Task requirements: Search the records for the string "Match" and return each line that has it.

==== The data ====

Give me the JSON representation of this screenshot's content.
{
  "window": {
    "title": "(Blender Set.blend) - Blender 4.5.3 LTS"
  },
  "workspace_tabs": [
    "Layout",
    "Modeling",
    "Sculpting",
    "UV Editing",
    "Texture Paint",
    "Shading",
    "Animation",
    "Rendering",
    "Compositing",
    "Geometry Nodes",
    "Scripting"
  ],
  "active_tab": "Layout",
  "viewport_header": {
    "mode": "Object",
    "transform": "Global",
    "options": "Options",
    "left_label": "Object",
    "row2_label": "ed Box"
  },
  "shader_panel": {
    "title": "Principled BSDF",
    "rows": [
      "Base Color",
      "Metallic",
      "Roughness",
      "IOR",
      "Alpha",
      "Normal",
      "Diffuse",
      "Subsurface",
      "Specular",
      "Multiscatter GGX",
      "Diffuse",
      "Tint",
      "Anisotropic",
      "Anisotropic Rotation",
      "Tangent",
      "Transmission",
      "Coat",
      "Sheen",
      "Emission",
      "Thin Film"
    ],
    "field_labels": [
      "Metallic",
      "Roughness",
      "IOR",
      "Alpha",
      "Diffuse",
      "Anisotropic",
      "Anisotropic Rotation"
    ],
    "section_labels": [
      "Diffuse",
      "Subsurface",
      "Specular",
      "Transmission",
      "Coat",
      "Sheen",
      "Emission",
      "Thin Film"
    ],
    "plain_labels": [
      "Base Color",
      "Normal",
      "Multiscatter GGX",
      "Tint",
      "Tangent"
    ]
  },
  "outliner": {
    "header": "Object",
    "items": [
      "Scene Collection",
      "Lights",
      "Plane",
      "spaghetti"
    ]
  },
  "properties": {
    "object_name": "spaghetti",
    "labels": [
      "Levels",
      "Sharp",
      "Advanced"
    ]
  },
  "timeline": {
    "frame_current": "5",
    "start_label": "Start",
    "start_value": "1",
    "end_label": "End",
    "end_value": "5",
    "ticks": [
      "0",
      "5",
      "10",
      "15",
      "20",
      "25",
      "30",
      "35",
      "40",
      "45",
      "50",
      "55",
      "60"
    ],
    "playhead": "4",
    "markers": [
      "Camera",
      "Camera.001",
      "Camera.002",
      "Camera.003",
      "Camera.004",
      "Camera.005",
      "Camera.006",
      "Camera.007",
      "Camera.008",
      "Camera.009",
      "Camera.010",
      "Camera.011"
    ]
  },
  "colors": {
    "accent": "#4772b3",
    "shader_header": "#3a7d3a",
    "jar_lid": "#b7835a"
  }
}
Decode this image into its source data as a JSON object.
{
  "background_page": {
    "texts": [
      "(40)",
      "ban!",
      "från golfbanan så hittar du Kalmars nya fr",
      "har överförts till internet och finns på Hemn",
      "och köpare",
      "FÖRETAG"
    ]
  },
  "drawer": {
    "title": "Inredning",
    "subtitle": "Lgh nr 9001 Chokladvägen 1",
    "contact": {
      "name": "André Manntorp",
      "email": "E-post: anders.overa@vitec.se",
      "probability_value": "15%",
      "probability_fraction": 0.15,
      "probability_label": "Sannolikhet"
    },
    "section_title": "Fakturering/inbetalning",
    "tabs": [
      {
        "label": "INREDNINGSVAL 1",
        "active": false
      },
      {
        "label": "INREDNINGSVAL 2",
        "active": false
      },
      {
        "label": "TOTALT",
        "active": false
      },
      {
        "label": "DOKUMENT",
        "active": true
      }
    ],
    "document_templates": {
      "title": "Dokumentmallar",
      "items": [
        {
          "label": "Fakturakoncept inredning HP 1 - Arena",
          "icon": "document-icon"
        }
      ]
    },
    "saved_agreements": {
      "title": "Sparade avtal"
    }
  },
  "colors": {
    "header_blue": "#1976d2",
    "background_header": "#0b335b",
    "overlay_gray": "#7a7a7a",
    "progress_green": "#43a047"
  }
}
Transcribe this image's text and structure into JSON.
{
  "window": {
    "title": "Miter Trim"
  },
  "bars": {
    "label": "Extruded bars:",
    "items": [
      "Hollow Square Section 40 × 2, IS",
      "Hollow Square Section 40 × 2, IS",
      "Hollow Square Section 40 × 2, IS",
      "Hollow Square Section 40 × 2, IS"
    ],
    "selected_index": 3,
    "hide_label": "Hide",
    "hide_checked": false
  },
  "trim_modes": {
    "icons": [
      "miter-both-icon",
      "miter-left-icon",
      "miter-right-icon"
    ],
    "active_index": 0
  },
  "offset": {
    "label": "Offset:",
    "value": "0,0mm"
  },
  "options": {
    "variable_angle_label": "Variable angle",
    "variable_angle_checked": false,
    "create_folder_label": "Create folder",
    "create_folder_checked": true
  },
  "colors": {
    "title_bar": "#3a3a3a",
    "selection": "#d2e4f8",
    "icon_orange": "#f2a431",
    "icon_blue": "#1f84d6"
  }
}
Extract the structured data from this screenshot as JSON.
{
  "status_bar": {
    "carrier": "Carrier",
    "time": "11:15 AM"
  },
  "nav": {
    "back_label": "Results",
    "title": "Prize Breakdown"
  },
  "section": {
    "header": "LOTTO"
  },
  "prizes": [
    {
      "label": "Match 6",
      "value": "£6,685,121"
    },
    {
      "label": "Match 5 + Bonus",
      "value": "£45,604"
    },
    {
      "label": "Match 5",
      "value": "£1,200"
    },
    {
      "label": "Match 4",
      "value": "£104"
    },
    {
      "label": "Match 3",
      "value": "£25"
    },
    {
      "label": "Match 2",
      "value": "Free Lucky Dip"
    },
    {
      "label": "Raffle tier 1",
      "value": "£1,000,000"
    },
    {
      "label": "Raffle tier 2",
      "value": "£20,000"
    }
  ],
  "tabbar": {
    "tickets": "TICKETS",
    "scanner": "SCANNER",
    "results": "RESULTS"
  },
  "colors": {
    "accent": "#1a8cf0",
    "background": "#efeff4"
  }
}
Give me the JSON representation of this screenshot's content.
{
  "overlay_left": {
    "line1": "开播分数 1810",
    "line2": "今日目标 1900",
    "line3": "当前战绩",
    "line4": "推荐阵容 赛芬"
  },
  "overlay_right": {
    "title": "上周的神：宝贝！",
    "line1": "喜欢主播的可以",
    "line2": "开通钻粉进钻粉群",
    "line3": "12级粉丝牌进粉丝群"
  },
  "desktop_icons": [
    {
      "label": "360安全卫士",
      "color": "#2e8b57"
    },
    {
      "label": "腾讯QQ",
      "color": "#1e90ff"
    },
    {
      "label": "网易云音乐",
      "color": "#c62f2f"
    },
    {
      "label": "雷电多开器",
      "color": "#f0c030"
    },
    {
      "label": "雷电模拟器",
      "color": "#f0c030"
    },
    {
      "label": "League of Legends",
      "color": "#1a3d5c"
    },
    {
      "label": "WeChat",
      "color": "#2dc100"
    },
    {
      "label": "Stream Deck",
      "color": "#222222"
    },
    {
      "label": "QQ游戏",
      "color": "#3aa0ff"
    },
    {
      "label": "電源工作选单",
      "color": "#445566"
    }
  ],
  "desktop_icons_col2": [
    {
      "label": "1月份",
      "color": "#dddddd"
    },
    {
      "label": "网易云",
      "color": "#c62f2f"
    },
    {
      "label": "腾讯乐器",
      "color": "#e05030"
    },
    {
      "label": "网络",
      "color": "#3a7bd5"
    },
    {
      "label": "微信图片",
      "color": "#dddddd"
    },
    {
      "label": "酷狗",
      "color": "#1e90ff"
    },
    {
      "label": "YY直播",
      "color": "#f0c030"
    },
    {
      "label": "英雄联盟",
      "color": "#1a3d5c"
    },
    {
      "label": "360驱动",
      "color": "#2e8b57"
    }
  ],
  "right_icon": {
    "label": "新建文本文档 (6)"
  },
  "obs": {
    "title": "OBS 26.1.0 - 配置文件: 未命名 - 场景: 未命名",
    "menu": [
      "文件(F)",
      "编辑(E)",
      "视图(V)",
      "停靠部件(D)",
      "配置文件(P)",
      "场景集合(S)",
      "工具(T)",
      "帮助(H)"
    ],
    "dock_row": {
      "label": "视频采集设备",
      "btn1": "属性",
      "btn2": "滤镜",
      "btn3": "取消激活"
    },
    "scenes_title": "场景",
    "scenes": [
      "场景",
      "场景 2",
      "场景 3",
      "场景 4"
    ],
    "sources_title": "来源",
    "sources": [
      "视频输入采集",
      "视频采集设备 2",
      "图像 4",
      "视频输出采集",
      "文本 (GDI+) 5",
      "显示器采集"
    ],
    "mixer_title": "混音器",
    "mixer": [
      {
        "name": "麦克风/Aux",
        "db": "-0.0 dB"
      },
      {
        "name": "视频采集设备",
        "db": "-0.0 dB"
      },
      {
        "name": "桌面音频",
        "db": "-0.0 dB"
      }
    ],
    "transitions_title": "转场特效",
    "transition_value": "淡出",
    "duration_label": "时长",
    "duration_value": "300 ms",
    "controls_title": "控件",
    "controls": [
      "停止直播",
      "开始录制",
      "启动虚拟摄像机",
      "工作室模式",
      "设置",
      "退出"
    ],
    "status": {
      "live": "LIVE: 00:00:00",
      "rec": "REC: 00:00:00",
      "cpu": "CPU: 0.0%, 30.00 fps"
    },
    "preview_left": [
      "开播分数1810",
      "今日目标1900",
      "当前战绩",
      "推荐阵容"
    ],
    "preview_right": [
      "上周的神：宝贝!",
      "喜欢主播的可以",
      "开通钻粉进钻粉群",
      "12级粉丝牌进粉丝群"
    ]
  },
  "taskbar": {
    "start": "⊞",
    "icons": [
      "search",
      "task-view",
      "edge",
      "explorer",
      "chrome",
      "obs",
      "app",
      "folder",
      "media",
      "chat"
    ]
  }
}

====

Response to this task:
      "label": "Match 6",
      "label": "Match 5 + Bonus",
      "label": "Match 5",
      "label": "Match 4",
      "label": "Match 3",
      "label": "Match 2",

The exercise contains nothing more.